The meteor that exploded over the Ural Mountains in Russa was a third of the size of DA14, yet its explosive force was twenty times more powerful that the atom bomb dropped on Hiroshima in World War II. Its unexpected arrival managed to injure over 1,000 people, damaged structures, and caused panic among the more that 1 million people living in in the city Chelyabinsk.
Near Earth Objects, or NEO's in scientific parlance, have a well chronicled history with Earthlings.
A couple billion years ago, a mega sized asteroid came to town, crashed into Earth, and became the moon, whose tides were the possible enabler of land based life as we know it on Earth.
65 million (or possibly 66 million according to the latest estimates) the Chicxulub Asteroid made an appearance, and the results were devastating. This mammoth, estimated to be 6 miles across, is believed to have wiped out the dinosaurs and caused mass extinctions for most creatures that were living at the time. But humans owe this asteroid another debt, because it paved the way for mammals to rule the Earth.
About 100 years ago, another asteroid, about as large as DA14, exploded in the atmosphere over Siberia, leveling 825 square miles of forest. Yeti everywhere had a tough day.
On June 19th, 2004 the scientific community was beside themselves. The Kitt Peak National Observatory had discovered a deadly asteroid named Apophis (named for the Egyptian enemy of Ra, the sun god) which was over 1,000 feet across and carried with it a greater than 1 in 50 chance of striking the Earth in 2029. It was expected to take two shots at us: One on Friday the 13th in April 2029, and another on - again - Friday the 13th of March 2036.

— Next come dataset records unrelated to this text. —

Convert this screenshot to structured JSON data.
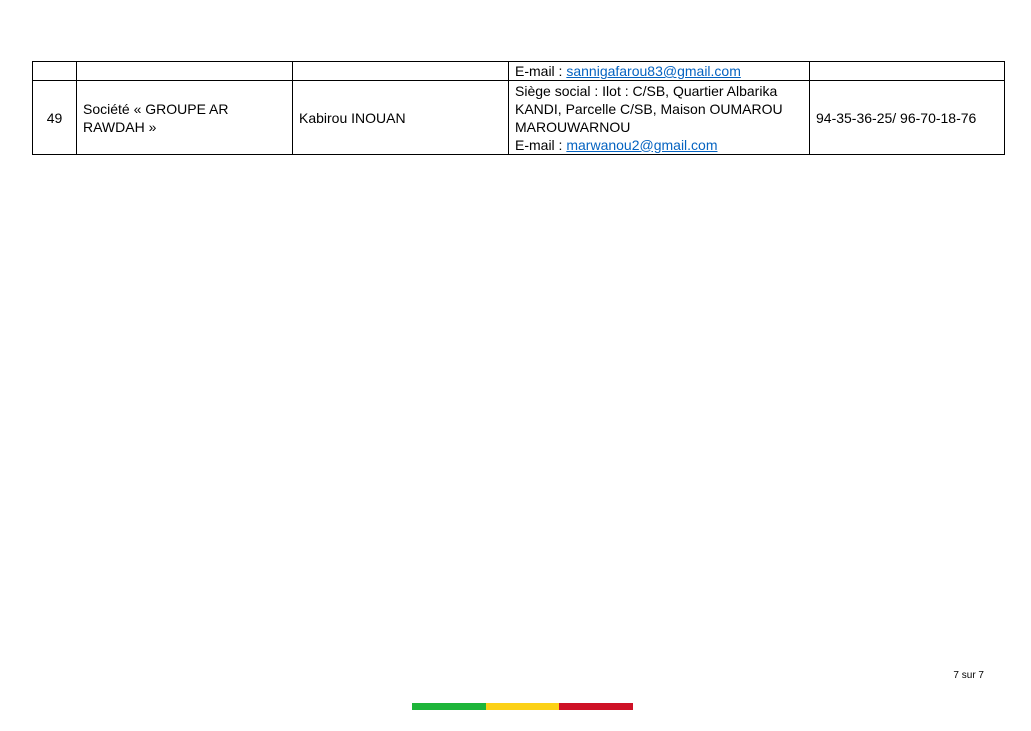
{
  "table": {
    "rows": [
      {
        "number": "",
        "company": "",
        "manager": "",
        "address_lines": [],
        "email_label": "E-mail : ",
        "email": "sannigafarou83@gmail.com",
        "phone": ""
      },
      {
        "number": "49",
        "company": "Société « GROUPE AR RAWDAH »",
        "manager": "Kabirou INOUAN",
        "address_lines": [
          "Siège social : Ilot : C/SB, Quartier Albarika KANDI, Parcelle C/SB, Maison OUMAROU MAROUWARNOU"
        ],
        "email_label": "E-mail : ",
        "email": "marwanou2@gmail.com",
        "phone": "94-35-36-25/ 96-70-18-76"
      }
    ]
  },
  "footer": {
    "page_number": "7 sur 7",
    "flag_colors": [
      "#1eb53a",
      "#fcd116",
      "#ce1126"
    ]
  }
}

The probability of striking the Earth has since been lowered to something like 1 in 10 million, but phew, right? But there is one thing that we know for sure: there is an asteroid out there, its a big boy, and its got our name on it, we just don't know when.
What does this have to do with mental health?
1) Like asteroids, mental health problems and suicides are inevitable. It's not a matter of if they are going to happen, but when.
2) Like asteroids, there is a significant number of people out there suffering from mental illness who are undiscovered. These isolated individuals receive no treatment whatsoever and (like the undiscovered asteroid with our name on it) pose the greatest risk.
3) Like asteroids, when mental illness strikes, humans suffer. Similar to the damage done by asteroids that hit in the sea or areas that humans do not inhabit, most sufferers of mental illness suffer alone. But like the meteor that caused terror in Russia, there are a fraction of those with mental illness who are so unstable that they lash out at society, and then society endures murderous rampages that become news darlings.
4) Like asteroids, if we identify mental illness early enough, we can mitigate its damaging effects. It turns out that in most cases, we have a window worth a year or two from the onset of first symptoms to the warranting of a full psychiatric diagnosis. If we treat mental illness early enough the destructive forces - that are often inevitable when left unchecked - become much easier to deal with. Being proactive about preventive mental health services can sometimes be the difference between life and death.
5) Like asteroids, there are little mental illness problems and there are really big mental illness problems. Depression and anxiety are the Russian meteors of the mental health world. They happen quite often, do a little damage, and then they're out of the news cycle. But like Chicxulub whose crater still mars the Yucatan Peninsula, sometimes mental illness can have deadly consequences.
6) Like asteroids, at this point, humanity is simply not doing enough to prevent mental illness. Like asteroids, we wait until something happens, scurry about while pumping rhetoric about how we need to do something, and then slowly forget the dangers and go back to waiting for the next disaster.
7) Like asteroids, there is exactly ONE organization that is doing something. For asteroids, there is the B612 Foundation - named after the asteroid in Antoine de Saint-Exupery's "Le Petit Prince" - whose recommendation to NASA is a $250 million-a-year program cataloging asteroids and developing a deflection plan. B612 is currently operating at $20 million a year. Likewise, Pursuit of Happiness has developed an effective and affordable preventive mental health program which implements mental health checkups in a variety of populations.
8) Like asteroids, humanity needs to get more serious about preventive mental health. The consequences in both cases for doing nothing will take a heavy human toll.